The Cboe Volatility Index® (VIX®) is a key measure of market expectations of near-term volatility conveyed by S&P 500 stock index option prices.
The MSCI EAFE is designed to measure the equity market performance of developed markets (Europe, Australasia, Far East) excluding the U.S. and Canada. The Index is market-capitalization weighted.
The MSCI Emerging Markets is designed to measure equity market performance in global emerging markets. It is a float-adjusted market capitalization index.
The MSCI All-Country World Index (ACWI) is a market cap weighted index designed to represent performance of the full opportunity set of large- and mid-cap stocks across 23 developed and 26 emerging markets, covering more than 2,700 companies across 11 sectors and approximately 85% of the free float-adjusted market capitalization in each market.
The Russell 1000 Growth Index measures the performance of the large-cap growth segment of the U.S. equity universe. It includes those Russell 1000 Index companies with higher price-to-book ratios and higher forecasted growth values.

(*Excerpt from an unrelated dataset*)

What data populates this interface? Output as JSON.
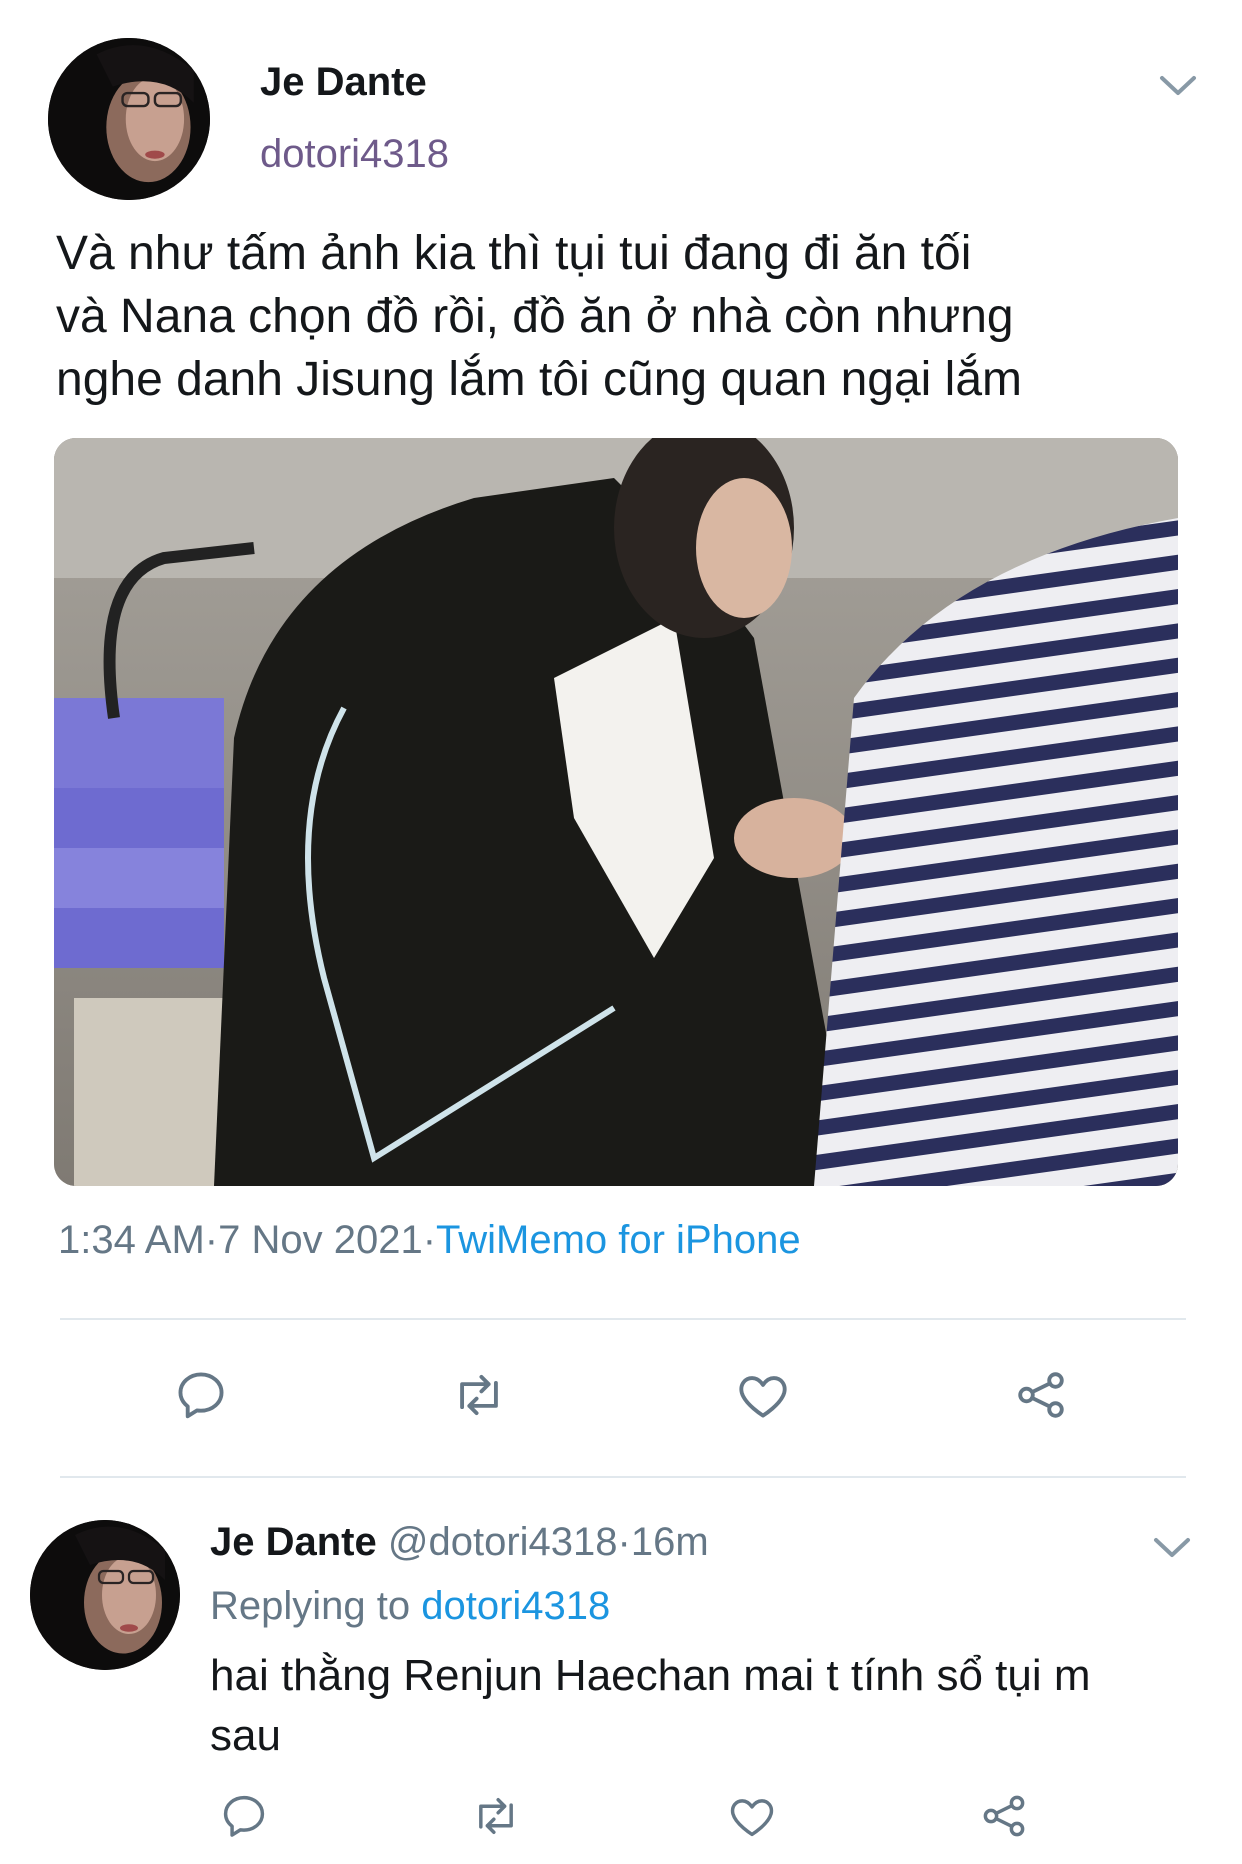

The Russell 1000 Value Index measures the performance of the large-cap value segment of the U.S. equity universe. It includes those Russell 1000 Index companies with lower price-to-book ratios and lower forecasted growth values.
The Russell 2000 Index measures the performance of the small-cap segment of the U.S. equity universe and is a subset of the Russell 3000 Index representing approximately 10% of the total market capitalization of that index. It includes approximately 2000 of the smallest securities based on a combination of their market cap and current index membership.
The Russell 3000 Index measures the performance of the largest 3,000 U.S. companies representing approximately 98% of the investable U.S. equity market.
The Russell Midcap Index measures the performance of the mid-cap segment of the U.S. equity universe and is a subset of the Russell 1000 Index. It includes approximately 800 of the smallest securities based on a combination of their market cap and current index membership. The Russell Midcap represents approximately 31% of the total market capitalization of the Russell 1000 companies.
The S&P BSE SENSEX Index is a free-float market-weighted index of 30 well-established and financially sound stocks on the Bombay Stock Exchange, representative of various industrial sectors of the Indian economy.
The S&P 500 is a capitalization-weighted index of 500 stocks designed to measure performance of the broad domestic economy through changes in the aggregate market value of 500 stocks representing all major industries.
The Dow Jones Industrial Average is a price-weighted average of 30 significant stocks traded on the New York Stock Exchange and the NASDAQ.
The NASDAQ Composite Index includes all domestic and international based common type stocks listed on The NASDAQ Stock Market. The NASDAQ Composite Index is a broad-based capitalization-weighted index.
The Shanghai Composite Index is a stock market index of all stocks (A shares and B shares) that are traded at the Shanghai Stock Exchange.
The U.S. Dollar Index is a weighted geometric mean that provides a value measure of the United States dollar relative to a basket of major foreign currencies. The index, often carrying a USDX or DXY moniker, started in March 1973, beginning with a value of the U.S. Dollar Index at 100.000. It has since reached a February 1985 high of 164.720, and has been as low as 70.698 in March 2008.
West Texas Intermediate (WTI) is a crude oil stream produced in Texas and southern Oklahoma which serves as a reference or "marker" for pricing a number of other crude streams. WTI is the underlying commodity of the New York Mercantile Exchange's oil futures contracts.